I was fresh out of college when I began volunteering with students, not far removed from high school myself. But I didn’t stay because I related particularly well to 15- and 16-year-olds. They already use slang I have to google. I’m not even sure we like much of the same music.

To no one’s surprise, working with students is a challenge. Building relationships, planning small-group lessons, fielding tough questions—it takes time and energy. And church groups, of any age bracket, aren’t immune to cliques and sour attitudes. You question what you’re doing. Is it worth it? Is it working?

I’m challenged by the example of King David, who said, “I will not offer burnt offerings to the LORD my God that cost me nothing” (2 Samuel 24:24).

Sometimes worship calls for sacrifice. Sometimes serving doesn’t feel good. But God is faithful and He honors obedience. He’s working behind the scenes regardless of how we feel. We may not see the fruit right away, but He is planting seeds.

#2 – Because It Will Grow You.

Serving students has a way of exposing some of the uglier things—what needs to be pruned from your character, or uprooted altogether, as we continue to grow with Christ. This ministry is like a constant mirror in my face, showing me how much I need His patience and wisdom.

In the most humbling way, student ministry reminds me that I can’t do much of anything on my own—anything good, anyway. Jesus said in John 15:5, “I am the vine; you are the branches. Whoever abides in me and I in him, he it is that bears much fruit, for apart from me you can do nothing.” His grace abounds in the growing pains.

And we aren’t alone in that growth. There’s a richness to being surrounded by leaders of all ages and stages of life. Student ministry leaders, as a team, have an opportunity to keep each other accountable. My team is always challenging each other, always asking how we can pray for each other. Plus, it’s hard to plan a lesson without reading the Bible passage a few times and giving it a fair amount of prayer and thought. Many times, when I’ve presented a lesson, I’ve needed the message spoken to my heart as much as the kids did.

#3 – Because They Need You—And So Do Their Parents.

To serve students well, I don’t dig down deep and muster up the best version of myself. I need only look up, to Christ. It kind of takes the pressure off, doesn’t it? Some people might be specially equipped for this in ways that I’m not naturally.

But I don’t have to be some special brand of youth-group-person to succeed. Thank God, His power is perfect in my weakness.

Yes, I might need an extra nap. But I’ve learned that my comfort is not worth more than someone else’s chance to take next steps with Christ.

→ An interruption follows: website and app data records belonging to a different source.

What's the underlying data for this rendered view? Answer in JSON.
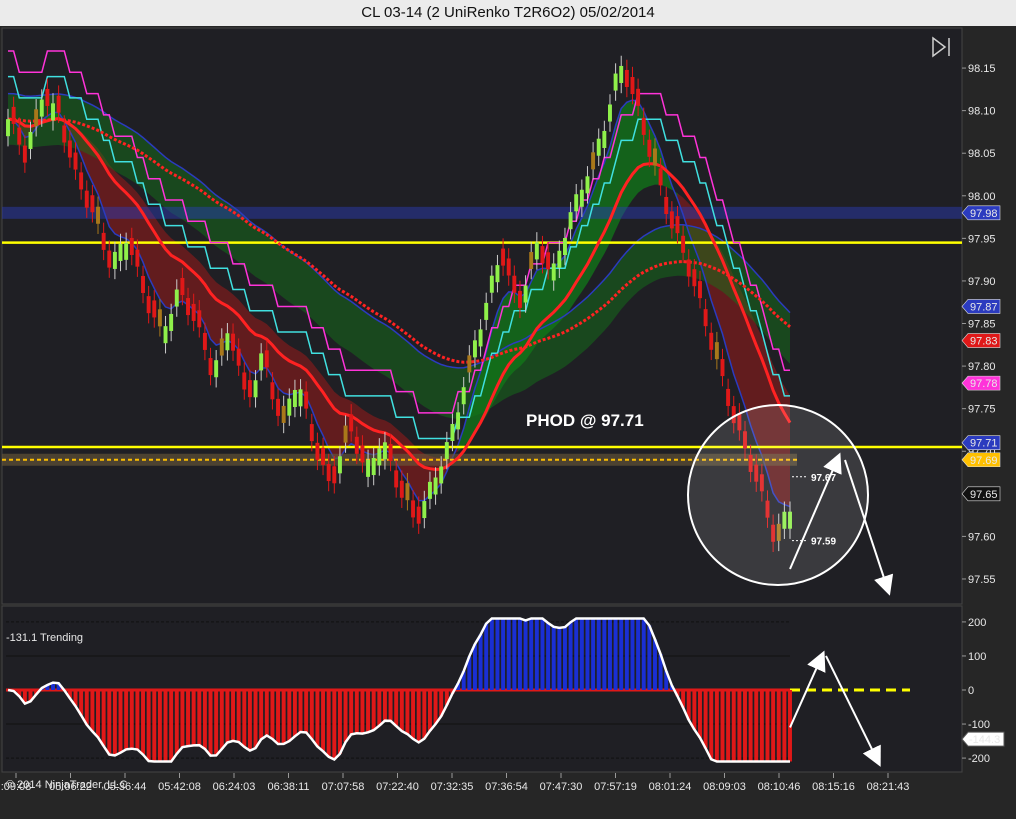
{
  "window": {
    "title": "CL 03-14 (2 UniRenko T2R6O2)  05/02/2014"
  },
  "copyright": "© 2014 NinjaTrader, LLC",
  "colors": {
    "background": "#1f1f24",
    "bull": "#8ff04a",
    "bear": "#e01818",
    "neutral": "#a9781a",
    "hod_line": "#ffff00",
    "cloud_green": "#117a18",
    "cloud_red": "#7a1c1c",
    "sma_red": "#ff2222",
    "cyan_band": "#40e0e0",
    "magenta_band": "#ff33d9"
  },
  "chart_data": [
    {
      "type": "candlestick",
      "title": "",
      "price_axis": {
        "ylim": [
          97.53,
          98.19
        ],
        "ticks": [
          "98.15",
          "98.10",
          "98.05",
          "98.00",
          "97.95",
          "97.90",
          "97.85",
          "97.80",
          "97.75",
          "97.70",
          "97.65",
          "97.60",
          "97.55"
        ]
      },
      "time_axis_labels": [
        ":09:08",
        "05:06:22",
        "05:36:44",
        "05:42:08",
        "06:24:03",
        "06:38:11",
        "07:07:58",
        "07:22:40",
        "07:32:35",
        "07:36:54",
        "07:47:30",
        "07:57:19",
        "08:01:24",
        "08:09:03",
        "08:10:46",
        "08:15:16",
        "08:21:43"
      ],
      "close_path": [
        98.09,
        98.04,
        98.12,
        98.1,
        98.02,
        97.97,
        97.92,
        97.96,
        97.88,
        97.83,
        97.89,
        97.86,
        97.79,
        97.84,
        97.76,
        97.82,
        97.73,
        97.78,
        97.71,
        97.66,
        97.73,
        97.67,
        97.72,
        97.66,
        97.61,
        97.66,
        97.72,
        97.8,
        97.86,
        97.93,
        97.87,
        97.95,
        97.9,
        97.97,
        98.03,
        98.08,
        98.15,
        98.1,
        98.04,
        97.97,
        97.91,
        97.85,
        97.79,
        97.72,
        97.66,
        97.6,
        97.64
      ],
      "price_labels": [
        {
          "label": "97.98",
          "price": 97.98,
          "color": "#2b3bbf"
        },
        {
          "label": "97.87",
          "price": 97.87,
          "color": "#2b3bbf"
        },
        {
          "label": "97.83",
          "price": 97.83,
          "color": "#e01818"
        },
        {
          "label": "97.78",
          "price": 97.78,
          "color": "#ff33d9"
        },
        {
          "label": "97.71",
          "price": 97.71,
          "color": "#2b3bbf"
        },
        {
          "label": "97.69",
          "price": 97.69,
          "color": "#ffc000"
        },
        {
          "label": "97.65",
          "price": 97.65,
          "color": "#111111"
        }
      ],
      "horizontal_lines": [
        {
          "name": "upper-yellow",
          "price": 97.945,
          "color": "#ffff00"
        },
        {
          "name": "phod-yellow",
          "price": 97.705,
          "color": "#ffff00"
        },
        {
          "name": "blue-band",
          "price": 97.98,
          "color": "#2b3bbf"
        }
      ],
      "annotations": [
        {
          "text": "PHOD @ 97.71",
          "price": 97.72
        },
        {
          "text": "97.67",
          "price": 97.67
        },
        {
          "text": "97.59",
          "price": 97.595
        }
      ]
    },
    {
      "type": "histogram",
      "title": "-131.1 Trending",
      "ylim": [
        -235,
        235
      ],
      "ticks": [
        "200",
        "100",
        "0",
        "-100",
        "-200"
      ],
      "last_value_label": "-144.3",
      "last_value": -144.3,
      "levels": [
        200,
        100,
        0,
        -100,
        -200
      ]
    }
  ]
}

Someone once said, “We’re all just walking each other home,” after all.

Not long ago, I got a call from a ninth grader in my small group. (A phone call, in place of a text, provokes some concern when the sender is a teen.) The student told me she’d finally been seeing a counselor. Weeks prior, she revealed some deep struggles to me and, thankfully, to her mom since they have a good relationship. But I wasn’t professional help.

On the phone, she told me something the counselor recommended she try: Make a list of people she trusted to call if she was ever in a dark place—“Like, really dark,” she said, “or if I feel like I don’t want to live anymore.”

There were three people on her list. She was calling just to say I was one of them.

She reassured me that this wasn’t “one of those times,” but I felt the weight of her call. Her mom later thanked me for the indelible mark I didn’t even know I’d made in this girl’s life. The truth sank in:

Student ministry is more than barbecues and bonfires and minute-to-win-it group games on Sunday nights.

High schoolers tend to be dumbfounded that any adult would invest in their lives without getting paid. Student ministry volunteers aren’t just there to explain a Bible verse once a week. We’re cheering kids on. We’re partnering with parents. We’ll stumble a bit, but we’ll learn plenty along the way.